Records to use:
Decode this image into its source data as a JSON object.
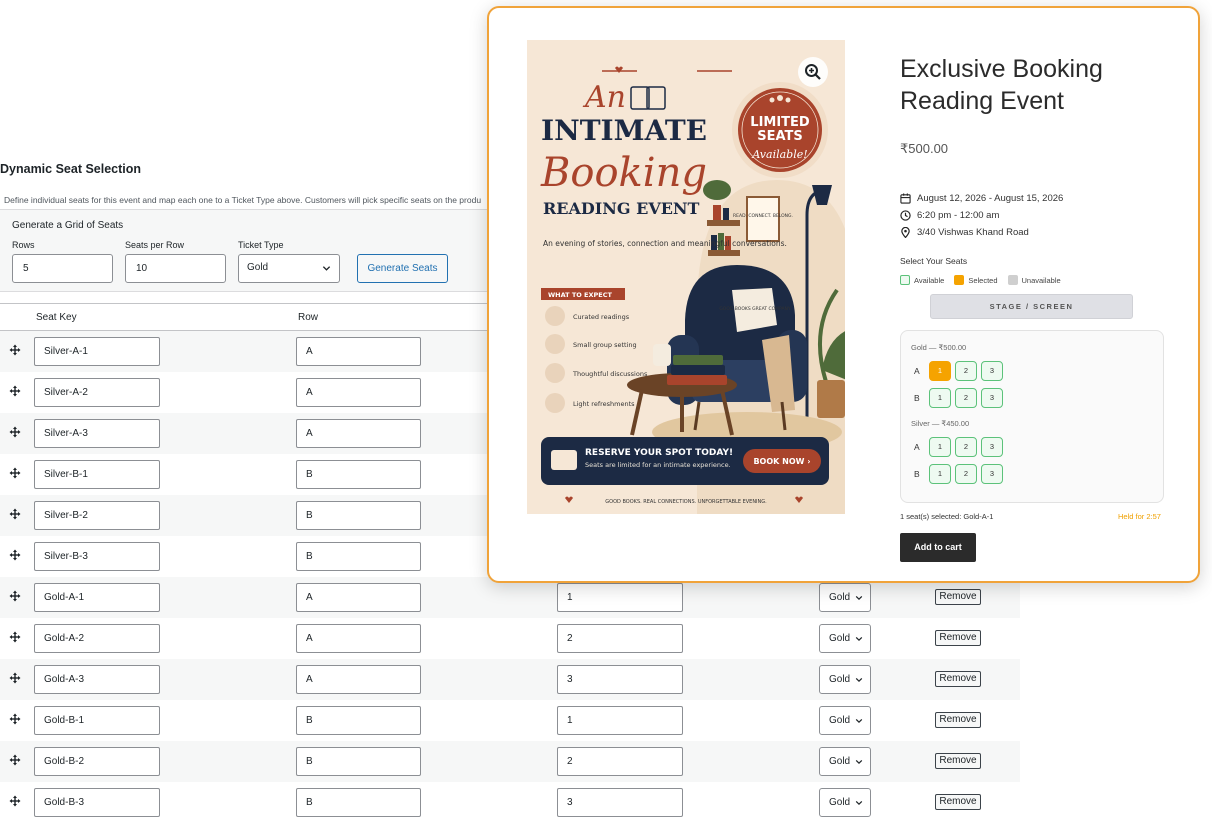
{
  "admin": {
    "title": "Dynamic Seat Selection",
    "description": "Define individual seats for this event and map each one to a Ticket Type above. Customers will pick specific seats on the produ",
    "generator": {
      "title": "Generate a Grid of Seats",
      "rows_label": "Rows",
      "rows_value": "5",
      "seats_per_row_label": "Seats per Row",
      "seats_per_row_value": "10",
      "ticket_type_label": "Ticket Type",
      "ticket_type_value": "Gold",
      "generate_button": "Generate Seats"
    },
    "table": {
      "headers": {
        "seat_key": "Seat Key",
        "row": "Row"
      },
      "remove_label": "Remove",
      "rows": [
        {
          "key": "Silver-A-1",
          "row": "A",
          "num": "",
          "type": ""
        },
        {
          "key": "Silver-A-2",
          "row": "A",
          "num": "",
          "type": ""
        },
        {
          "key": "Silver-A-3",
          "row": "A",
          "num": "",
          "type": ""
        },
        {
          "key": "Silver-B-1",
          "row": "B",
          "num": "",
          "type": ""
        },
        {
          "key": "Silver-B-2",
          "row": "B",
          "num": "",
          "type": ""
        },
        {
          "key": "Silver-B-3",
          "row": "B",
          "num": "",
          "type": ""
        },
        {
          "key": "Gold-A-1",
          "row": "A",
          "num": "1",
          "type": "Gold"
        },
        {
          "key": "Gold-A-2",
          "row": "A",
          "num": "2",
          "type": "Gold"
        },
        {
          "key": "Gold-A-3",
          "row": "A",
          "num": "3",
          "type": "Gold"
        },
        {
          "key": "Gold-B-1",
          "row": "B",
          "num": "1",
          "type": "Gold"
        },
        {
          "key": "Gold-B-2",
          "row": "B",
          "num": "2",
          "type": "Gold"
        },
        {
          "key": "Gold-B-3",
          "row": "B",
          "num": "3",
          "type": "Gold"
        }
      ]
    }
  },
  "product": {
    "title_line1": "Exclusive Booking",
    "title_line2": "Reading Event",
    "price": "₹500.00",
    "date": "August 12, 2026 - August 15, 2026",
    "time": "6:20 pm - 12:00 am",
    "location": "3/40 Vishwas Khand Road",
    "select_label": "Select Your Seats",
    "legend": {
      "available": "Available",
      "selected": "Selected",
      "unavailable": "Unavailable"
    },
    "screen_label": "STAGE / SCREEN",
    "groups": [
      {
        "label": "Gold — ₹500.00",
        "rows": [
          {
            "row": "A",
            "seats": [
              {
                "n": "1",
                "selected": true
              },
              {
                "n": "2",
                "selected": false
              },
              {
                "n": "3",
                "selected": false
              }
            ]
          },
          {
            "row": "B",
            "seats": [
              {
                "n": "1",
                "selected": false
              },
              {
                "n": "2",
                "selected": false
              },
              {
                "n": "3",
                "selected": false
              }
            ]
          }
        ]
      },
      {
        "label": "Silver — ₹450.00",
        "rows": [
          {
            "row": "A",
            "seats": [
              {
                "n": "1",
                "selected": false
              },
              {
                "n": "2",
                "selected": false
              },
              {
                "n": "3",
                "selected": false
              }
            ]
          },
          {
            "row": "B",
            "seats": [
              {
                "n": "1",
                "selected": false
              },
              {
                "n": "2",
                "selected": false
              },
              {
                "n": "3",
                "selected": false
              }
            ]
          }
        ]
      }
    ],
    "summary": "1 seat(s) selected: Gold-A-1",
    "held": "Held for 2:57",
    "add_to_cart": "Add to cart"
  },
  "poster": {
    "line_an": "An",
    "line_intimate": "INTIMATE",
    "line_booking": "Booking",
    "line_reading": "READING EVENT",
    "badge_line1": "LIMITED",
    "badge_line2": "SEATS",
    "badge_line3": "Available!",
    "sign_text": "READ. CONNECT. BELONG.",
    "pillow_text": "GOOD BOOKS GREAT COMPANY",
    "tagline": "An evening of stories, connection and meaningful conversations.",
    "expect_label": "WHAT TO EXPECT",
    "expect_items": [
      "Curated readings",
      "Small group setting",
      "Thoughtful discussions",
      "Light refreshments"
    ],
    "cta_title": "RESERVE YOUR SPOT TODAY!",
    "cta_sub": "Seats are limited for an intimate experience.",
    "cta_button": "BOOK NOW ›",
    "footer": "GOOD BOOKS. REAL CONNECTIONS. UNFORGETTABLE EVENING.",
    "colors": {
      "bg": "#f6e7d6",
      "rust": "#a9442c",
      "navy": "#1c2a44"
    }
  },
  "colors": {
    "accent_orange": "#f0a33a",
    "seat_selected": "#f5a300",
    "seat_available_border": "#5cc27a",
    "admin_blue": "#2271b1"
  }
}
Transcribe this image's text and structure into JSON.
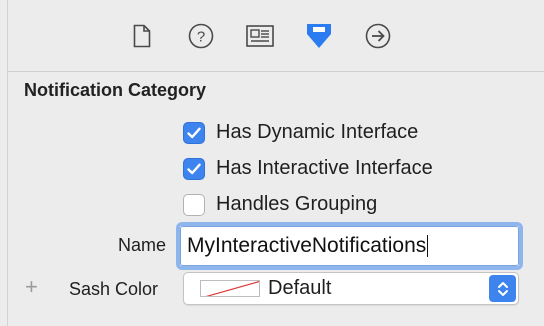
{
  "toolbar": {
    "icons": [
      "file-inspector-icon",
      "quick-help-icon",
      "identity-inspector-icon",
      "attributes-inspector-icon",
      "connections-inspector-icon"
    ],
    "active_color": "#2a7cf0",
    "inactive_color": "#4a4a4a"
  },
  "section": {
    "title": "Notification Category"
  },
  "options": [
    {
      "label": "Has Dynamic Interface",
      "checked": true
    },
    {
      "label": "Has Interactive Interface",
      "checked": true
    },
    {
      "label": "Handles Grouping",
      "checked": false
    }
  ],
  "name_field": {
    "label": "Name",
    "value": "MyInteractiveNotifications"
  },
  "sash_color": {
    "add_symbol": "+",
    "label": "Sash Color",
    "value": "Default"
  },
  "colors": {
    "accent": "#3d84ef",
    "focus_ring": "#8fb6ec",
    "background": "#ececec"
  }
}
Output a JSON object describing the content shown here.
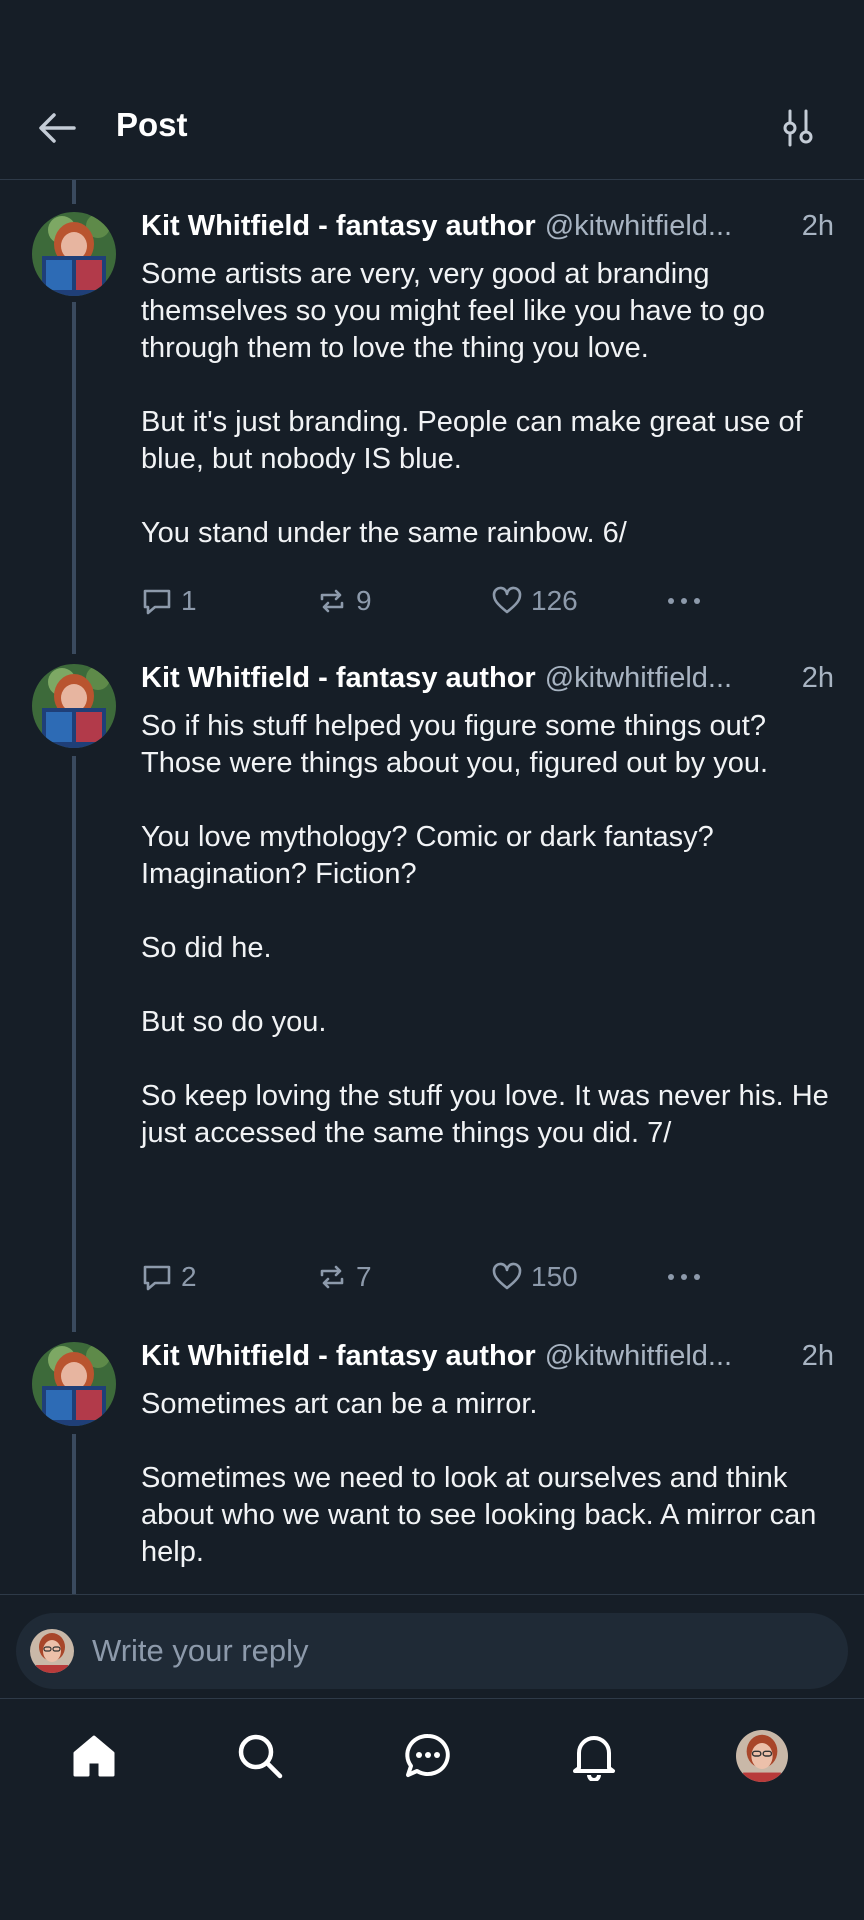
{
  "header": {
    "title": "Post"
  },
  "posts": [
    {
      "author": "Kit Whitfield - fantasy author",
      "handle": "@kitwhitfield...",
      "time": "2h",
      "paragraphs": [
        "Some artists are very, very good at branding themselves so you might feel like you have to go through them to love the thing you love.",
        "But it's just branding. People can make great use of blue, but nobody IS blue.",
        "You stand under the same rainbow. 6/"
      ],
      "replies": "1",
      "reposts": "9",
      "likes": "126"
    },
    {
      "author": "Kit Whitfield - fantasy author",
      "handle": "@kitwhitfield...",
      "time": "2h",
      "paragraphs": [
        "So if his stuff helped you figure some things out? Those were things about you, figured out by you.",
        "You love mythology? Comic or dark fantasy? Imagination? Fiction?",
        "So did he.",
        "But so do you.",
        "So keep loving the stuff you love. It was never his. He just accessed the same things you did. 7/"
      ],
      "replies": "2",
      "reposts": "7",
      "likes": "150"
    },
    {
      "author": "Kit Whitfield - fantasy author",
      "handle": "@kitwhitfield...",
      "time": "2h",
      "paragraphs": [
        "Sometimes art can be a mirror.",
        "Sometimes we need to look at ourselves and think about who we want to see looking back. A mirror can help."
      ]
    }
  ],
  "reply": {
    "placeholder": "Write your reply"
  },
  "nav": [
    "home-icon",
    "search-icon",
    "chat-icon",
    "bell-icon",
    "profile-avatar"
  ],
  "colors": {
    "background": "#161e27",
    "muted": "#8d9aab",
    "thread_line": "#3a4a5e"
  }
}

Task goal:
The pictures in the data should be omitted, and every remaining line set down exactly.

Solution:
Decode this image into its source data as a JSON object.
{
  "admin": {
    "title": "Dynamic Seat Selection",
    "description": "Define individual seats for this event and map each one to a Ticket Type above. Customers will pick specific seats on the produ",
    "generator": {
      "title": "Generate a Grid of Seats",
      "rows_label": "Rows",
      "rows_value": "5",
      "seats_per_row_label": "Seats per Row",
      "seats_per_row_value": "10",
      "ticket_type_label": "Ticket Type",
      "ticket_type_value": "Gold",
      "generate_button": "Generate Seats"
    },
    "table": {
      "headers": {
        "seat_key": "Seat Key",
        "row": "Row"
      },
      "remove_label": "Remove",
      "rows": [
        {
          "key": "Silver-A-1",
          "row": "A",
          "num": "",
          "type": ""
        },
        {
          "key": "Silver-A-2",
          "row": "A",
          "num": "",
          "type": ""
        },
        {
          "key": "Silver-A-3",
          "row": "A",
          "num": "",
          "type": ""
        },
        {
          "key": "Silver-B-1",
          "row": "B",
          "num": "",
          "type": ""
        },
        {
          "key": "Silver-B-2",
          "row": "B",
          "num": "",
          "type": ""
        },
        {
          "key": "Silver-B-3",
          "row": "B",
          "num": "",
          "type": ""
        },
        {
          "key": "Gold-A-1",
          "row": "A",
          "num": "1",
          "type": "Gold"
        },
        {
          "key": "Gold-A-2",
          "row": "A",
          "num": "2",
          "type": "Gold"
        },
        {
          "key": "Gold-A-3",
          "row": "A",
          "num": "3",
          "type": "Gold"
        },
        {
          "key": "Gold-B-1",
          "row": "B",
          "num": "1",
          "type": "Gold"
        },
        {
          "key": "Gold-B-2",
          "row": "B",
          "num": "2",
          "type": "Gold"
        },
        {
          "key": "Gold-B-3",
          "row": "B",
          "num": "3",
          "type": "Gold"
        }
      ]
    }
  },
  "product": {
    "title_line1": "Exclusive Booking",
    "title_line2": "Reading Event",
    "price": "₹500.00",
    "date": "August 12, 2026 - August 15, 2026",
    "time": "6:20 pm - 12:00 am",
    "location": "3/40 Vishwas Khand Road",
    "select_label": "Select Your Seats",
    "legend": {
      "available": "Available",
      "selected": "Selected",
      "unavailable": "Unavailable"
    },
    "screen_label": "STAGE / SCREEN",
    "groups": [
      {
        "label": "Gold — ₹500.00",
        "rows": [
          {
            "row": "A",
            "seats": [
              {
                "n": "1",
                "selected": true
              },
              {
                "n": "2",
                "selected": false
              },
              {
                "n": "3",
                "selected": false
              }
            ]
          },
          {
            "row": "B",
            "seats": [
              {
                "n": "1",
                "selected": false
              },
              {
                "n": "2",
                "selected": false
              },
              {
                "n": "3",
                "selected": false
              }
            ]
          }
        ]
      },
      {
        "label": "Silver — ₹450.00",
        "rows": [
          {
            "row": "A",
            "seats": [
              {
                "n": "1",
                "selected": false
              },
              {
                "n": "2",
                "selected": false
              },
              {
                "n": "3",
                "selected": false
              }
            ]
          },
          {
            "row": "B",
            "seats": [
              {
                "n": "1",
                "selected": false
              },
              {
                "n": "2",
                "selected": false
              },
              {
                "n": "3",
                "selected": false
              }
            ]
          }
        ]
      }
    ],
    "summary": "1 seat(s) selected: Gold-A-1",
    "held": "Held for 2:57",
    "add_to_cart": "Add to cart"
  },
  "poster": {
    "line_an": "An",
    "line_intimate": "INTIMATE",
    "line_booking": "Booking",
    "line_reading": "READING EVENT",
    "badge_line1": "LIMITED",
    "badge_line2": "SEATS",
    "badge_line3": "Available!",
    "sign_text": "READ. CONNECT. BELONG.",
    "pillow_text": "GOOD BOOKS GREAT COMPANY",
    "tagline": "An evening of stories, connection and meaningful conversations.",
    "expect_label": "WHAT TO EXPECT",
    "expect_items": [
      "Curated readings",
      "Small group setting",
      "Thoughtful discussions",
      "Light refreshments"
    ],
    "cta_title": "RESERVE YOUR SPOT TODAY!",
    "cta_sub": "Seats are limited for an intimate experience.",
    "cta_button": "BOOK NOW ›",
    "footer": "GOOD BOOKS. REAL CONNECTIONS. UNFORGETTABLE EVENING.",
    "colors": {
      "bg": "#f6e7d6",
      "rust": "#a9442c",
      "navy": "#1c2a44"
    }
  },
  "colors": {
    "accent_orange": "#f0a33a",
    "seat_selected": "#f5a300",
    "seat_available_border": "#5cc27a",
    "admin_blue": "#2271b1"
  }
}
Transcribe this image's text and structure into JSON.
{
  "toolbar": {
    "icons": [
      "file-inspector-icon",
      "quick-help-icon",
      "identity-inspector-icon",
      "attributes-inspector-icon",
      "connections-inspector-icon"
    ],
    "active_color": "#2a7cf0",
    "inactive_color": "#4a4a4a"
  },
  "section": {
    "title": "Notification Category"
  },
  "options": [
    {
      "label": "Has Dynamic Interface",
      "checked": true
    },
    {
      "label": "Has Interactive Interface",
      "checked": true
    },
    {
      "label": "Handles Grouping",
      "checked": false
    }
  ],
  "name_field": {
    "label": "Name",
    "value": "MyInteractiveNotifications"
  },
  "sash_color": {
    "add_symbol": "+",
    "label": "Sash Color",
    "value": "Default"
  },
  "colors": {
    "accent": "#3d84ef",
    "focus_ring": "#8fb6ec",
    "background": "#ececec"
  }
}
Output a JSON object describing the content shown here.
{
  "header": {
    "title": "Post"
  },
  "posts": [
    {
      "author": "Kit Whitfield - fantasy author",
      "handle": "@kitwhitfield...",
      "time": "2h",
      "paragraphs": [
        "Some artists are very, very good at branding themselves so you might feel like you have to go through them to love the thing you love.",
        "But it's just branding. People can make great use of blue, but nobody IS blue.",
        "You stand under the same rainbow. 6/"
      ],
      "replies": "1",
      "reposts": "9",
      "likes": "126"
    },
    {
      "author": "Kit Whitfield - fantasy author",
      "handle": "@kitwhitfield...",
      "time": "2h",
      "paragraphs": [
        "So if his stuff helped you figure some things out? Those were things about you, figured out by you.",
        "You love mythology? Comic or dark fantasy? Imagination? Fiction?",
        "So did he.",
        "But so do you.",
        "So keep loving the stuff you love. It was never his. He just accessed the same things you did. 7/"
      ],
      "replies": "2",
      "reposts": "7",
      "likes": "150"
    },
    {
      "author": "Kit Whitfield - fantasy author",
      "handle": "@kitwhitfield...",
      "time": "2h",
      "paragraphs": [
        "Sometimes art can be a mirror.",
        "Sometimes we need to look at ourselves and think about who we want to see looking back. A mirror can help."
      ]
    }
  ],
  "reply": {
    "placeholder": "Write your reply"
  },
  "nav": [
    "home-icon",
    "search-icon",
    "chat-icon",
    "bell-icon",
    "profile-avatar"
  ],
  "colors": {
    "background": "#161e27",
    "muted": "#8d9aab",
    "thread_line": "#3a4a5e"
  }
}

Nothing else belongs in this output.